What you need to do = Work through the lines of the material below, note those with the word "vector", and give their number, nothing else.

Material to process =
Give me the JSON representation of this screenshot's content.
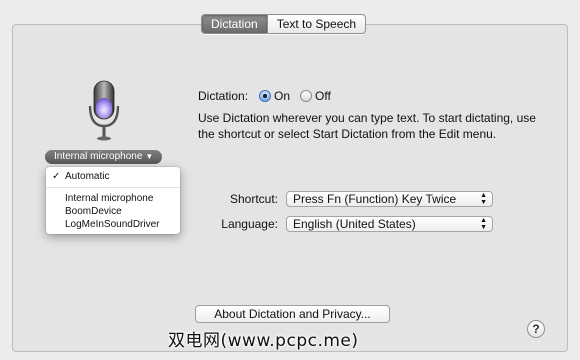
{
  "tabs": [
    "Dictation",
    "Text to Speech"
  ],
  "active_tab": 0,
  "mic_source": {
    "label": "Internal microphone",
    "menu": {
      "selected": "Automatic",
      "items": [
        "Automatic",
        "Internal microphone",
        "BoomDevice",
        "LogMeInSoundDriver"
      ]
    }
  },
  "dictation": {
    "label": "Dictation:",
    "on_label": "On",
    "off_label": "Off",
    "selected": "On",
    "description": "Use Dictation wherever you can type text. To start dictating, use the shortcut or select Start Dictation from the Edit menu."
  },
  "shortcut": {
    "label": "Shortcut:",
    "value": "Press Fn (Function) Key Twice"
  },
  "language": {
    "label": "Language:",
    "value": "English (United States)"
  },
  "about_button": "About Dictation and Privacy...",
  "help_glyph": "?",
  "watermark": "双电网(www.pcpc.me)",
  "colors": {
    "background": "#ececec",
    "panel": "#e4e4e4",
    "active_tab": "#7a7a7a",
    "radio_selected": "#7cabe6",
    "mic_glow": "#b9a7f3"
  }
}
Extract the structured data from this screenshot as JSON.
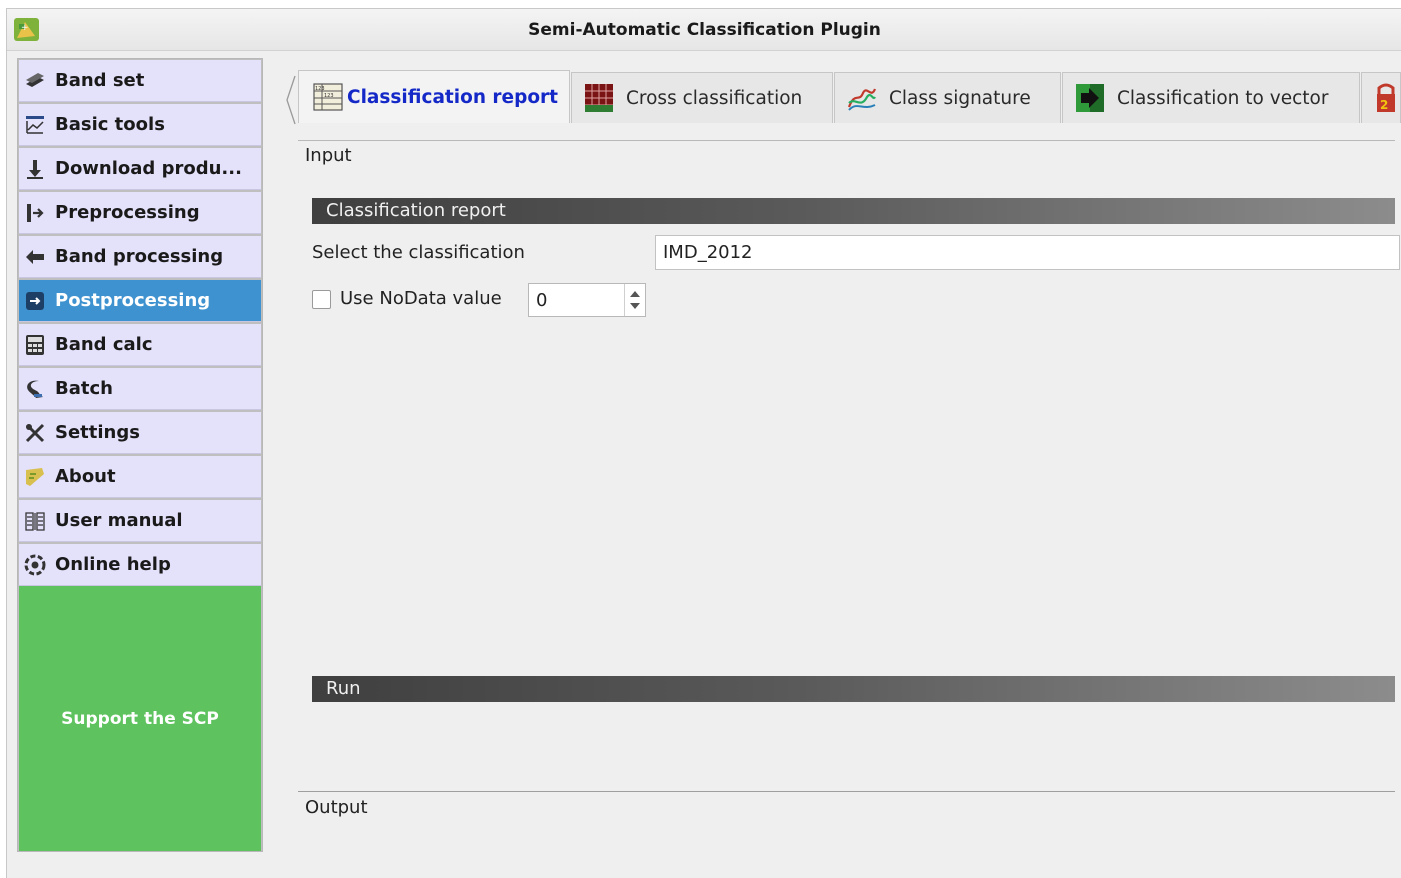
{
  "window": {
    "title": "Semi-Automatic Classification Plugin"
  },
  "sidebar": {
    "items": [
      {
        "label": "Band set",
        "icon": "band-set-icon",
        "active": false
      },
      {
        "label": "Basic tools",
        "icon": "basic-tools-icon",
        "active": false
      },
      {
        "label": "Download produ...",
        "icon": "download-icon",
        "active": false
      },
      {
        "label": "Preprocessing",
        "icon": "preprocessing-icon",
        "active": false
      },
      {
        "label": "Band processing",
        "icon": "band-processing-icon",
        "active": false
      },
      {
        "label": "Postprocessing",
        "icon": "postprocessing-icon",
        "active": true
      },
      {
        "label": "Band calc",
        "icon": "calculator-icon",
        "active": false
      },
      {
        "label": "Batch",
        "icon": "batch-icon",
        "active": false
      },
      {
        "label": "Settings",
        "icon": "settings-icon",
        "active": false
      },
      {
        "label": "About",
        "icon": "about-icon",
        "active": false
      },
      {
        "label": "User manual",
        "icon": "manual-icon",
        "active": false
      },
      {
        "label": "Online help",
        "icon": "help-icon",
        "active": false
      }
    ],
    "support_label": "Support the SCP"
  },
  "tabs": [
    {
      "label": "Classification report",
      "icon": "report-table-icon",
      "active": true
    },
    {
      "label": "Cross classification",
      "icon": "cross-classification-icon",
      "active": false
    },
    {
      "label": "Class signature",
      "icon": "class-signature-icon",
      "active": false
    },
    {
      "label": "Classification to vector",
      "icon": "classification-to-vector-icon",
      "active": false
    }
  ],
  "main": {
    "input_label": "Input",
    "section_title": "Classification report",
    "select_label": "Select the classification",
    "selected_classification": "IMD_2012",
    "nodata_label": "Use NoData value",
    "nodata_checked": false,
    "nodata_value": "0",
    "run_title": "Run",
    "output_label": "Output"
  },
  "colors": {
    "sidebar_item_bg": "#e4e1fb",
    "sidebar_active_bg": "#3d92cf",
    "support_bg": "#5ec35e",
    "active_tab_text": "#1428c8"
  }
}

Solved problem = 2